• Records:
▼
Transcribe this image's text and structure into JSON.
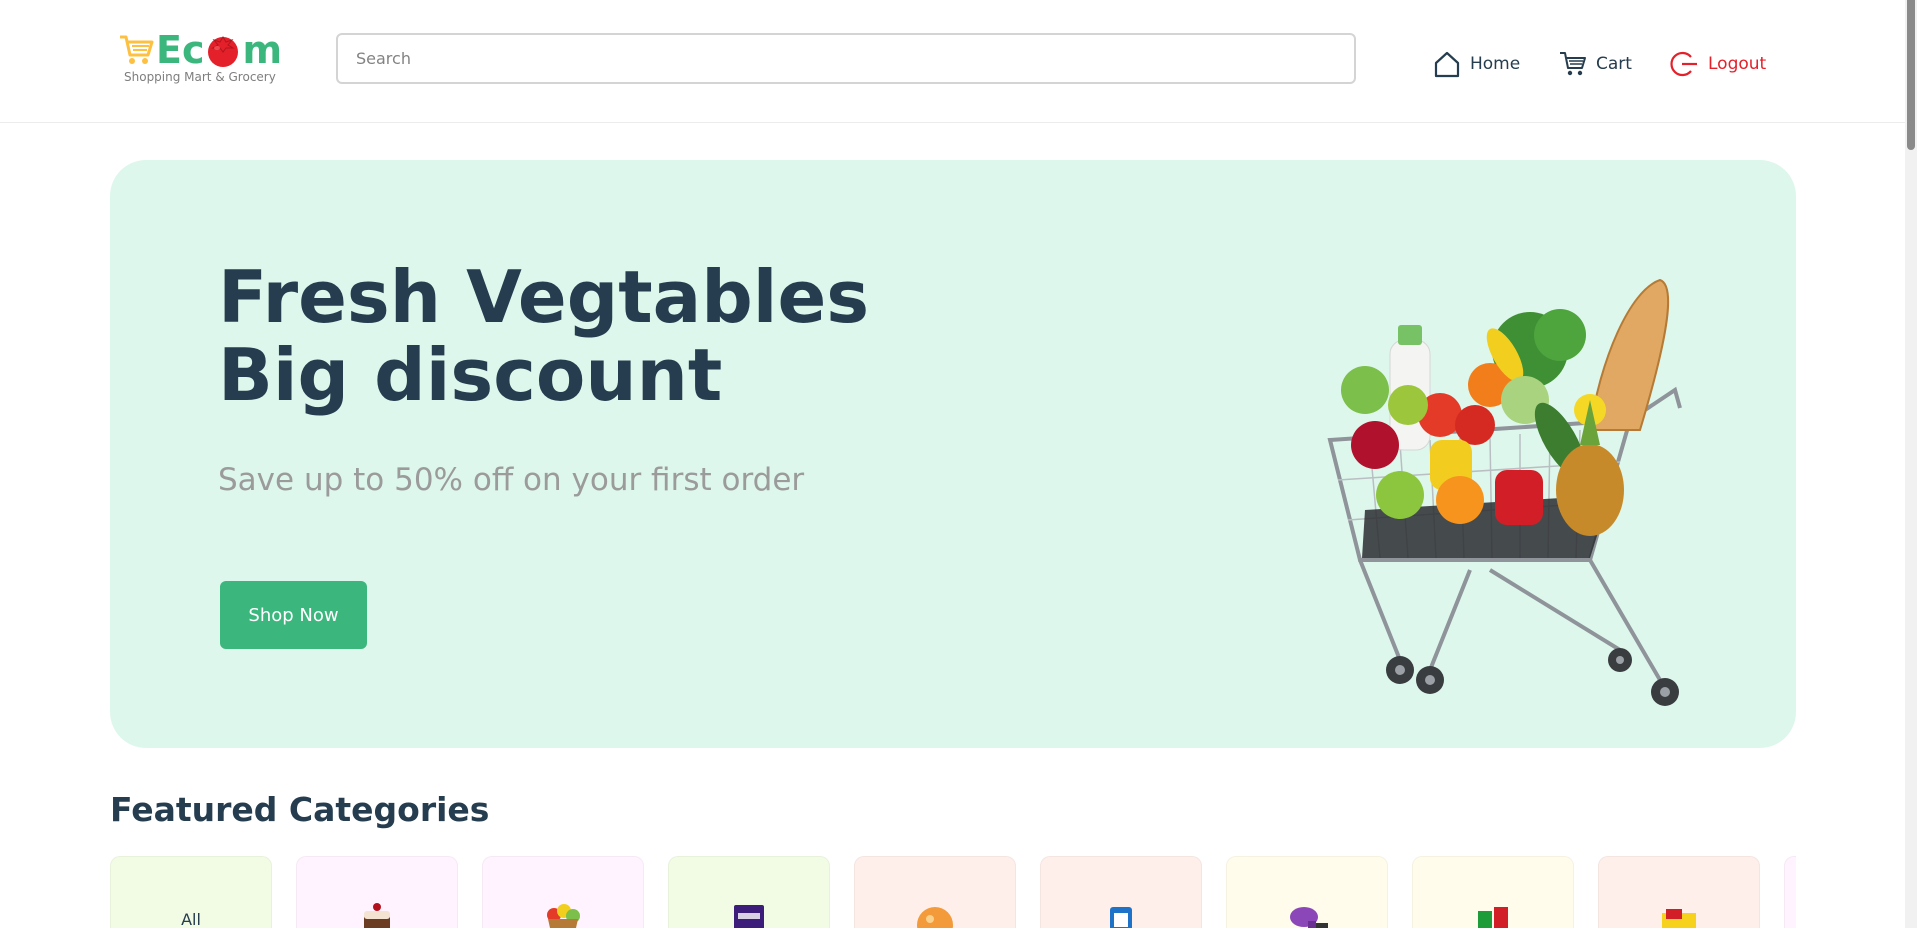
{
  "logo": {
    "wordmark": "Ecom",
    "tagline": "Shopping Mart & Grocery",
    "colors": {
      "brand_green": "#3bb77e",
      "cart_orange": "#fdc040",
      "tomato_red": "#e4202a"
    }
  },
  "search": {
    "placeholder": "Search",
    "value": ""
  },
  "nav": {
    "home": {
      "label": "Home",
      "icon": "home-icon"
    },
    "cart": {
      "label": "Cart",
      "icon": "cart-icon"
    },
    "logout": {
      "label": "Logout",
      "icon": "logout-icon",
      "color": "#e4202a"
    }
  },
  "hero": {
    "title_line1": "Fresh Vegtables",
    "title_line2": "Big discount",
    "subtitle": "Save up to 50% off on your first order",
    "cta_label": "Shop Now",
    "background": "#def7ec",
    "image": "shopping-cart-with-groceries"
  },
  "categories": {
    "heading": "Featured Categories",
    "items": [
      {
        "label": "All",
        "bg": "#f2fce4",
        "icon": "all-category"
      },
      {
        "label": "",
        "bg": "#fff3ff",
        "icon": "cake-icon"
      },
      {
        "label": "",
        "bg": "#fff3ff",
        "icon": "fruit-basket-icon"
      },
      {
        "label": "",
        "bg": "#f2fce4",
        "icon": "chocolate-icon"
      },
      {
        "label": "",
        "bg": "#feefea",
        "icon": "snack-icon"
      },
      {
        "label": "",
        "bg": "#feefea",
        "icon": "milk-icon"
      },
      {
        "label": "",
        "bg": "#fffceb",
        "icon": "hair-dryer-icon"
      },
      {
        "label": "",
        "bg": "#fffceb",
        "icon": "sauce-icon"
      },
      {
        "label": "",
        "bg": "#feefea",
        "icon": "noodles-icon"
      },
      {
        "label": "",
        "bg": "#fff3ff",
        "icon": "more-category"
      }
    ]
  }
}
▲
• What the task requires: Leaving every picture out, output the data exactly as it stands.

• Solution to this task:
Transcribe this image's text and structure into JSON.
{
  "logo": {
    "wordmark": "Ecom",
    "tagline": "Shopping Mart & Grocery",
    "colors": {
      "brand_green": "#3bb77e",
      "cart_orange": "#fdc040",
      "tomato_red": "#e4202a"
    }
  },
  "search": {
    "placeholder": "Search",
    "value": ""
  },
  "nav": {
    "home": {
      "label": "Home",
      "icon": "home-icon"
    },
    "cart": {
      "label": "Cart",
      "icon": "cart-icon"
    },
    "logout": {
      "label": "Logout",
      "icon": "logout-icon",
      "color": "#e4202a"
    }
  },
  "hero": {
    "title_line1": "Fresh Vegtables",
    "title_line2": "Big discount",
    "subtitle": "Save up to 50% off on your first order",
    "cta_label": "Shop Now",
    "background": "#def7ec",
    "image": "shopping-cart-with-groceries"
  },
  "categories": {
    "heading": "Featured Categories",
    "items": [
      {
        "label": "All",
        "bg": "#f2fce4",
        "icon": "all-category"
      },
      {
        "label": "",
        "bg": "#fff3ff",
        "icon": "cake-icon"
      },
      {
        "label": "",
        "bg": "#fff3ff",
        "icon": "fruit-basket-icon"
      },
      {
        "label": "",
        "bg": "#f2fce4",
        "icon": "chocolate-icon"
      },
      {
        "label": "",
        "bg": "#feefea",
        "icon": "snack-icon"
      },
      {
        "label": "",
        "bg": "#feefea",
        "icon": "milk-icon"
      },
      {
        "label": "",
        "bg": "#fffceb",
        "icon": "hair-dryer-icon"
      },
      {
        "label": "",
        "bg": "#fffceb",
        "icon": "sauce-icon"
      },
      {
        "label": "",
        "bg": "#feefea",
        "icon": "noodles-icon"
      },
      {
        "label": "",
        "bg": "#fff3ff",
        "icon": "more-category"
      }
    ]
  }
}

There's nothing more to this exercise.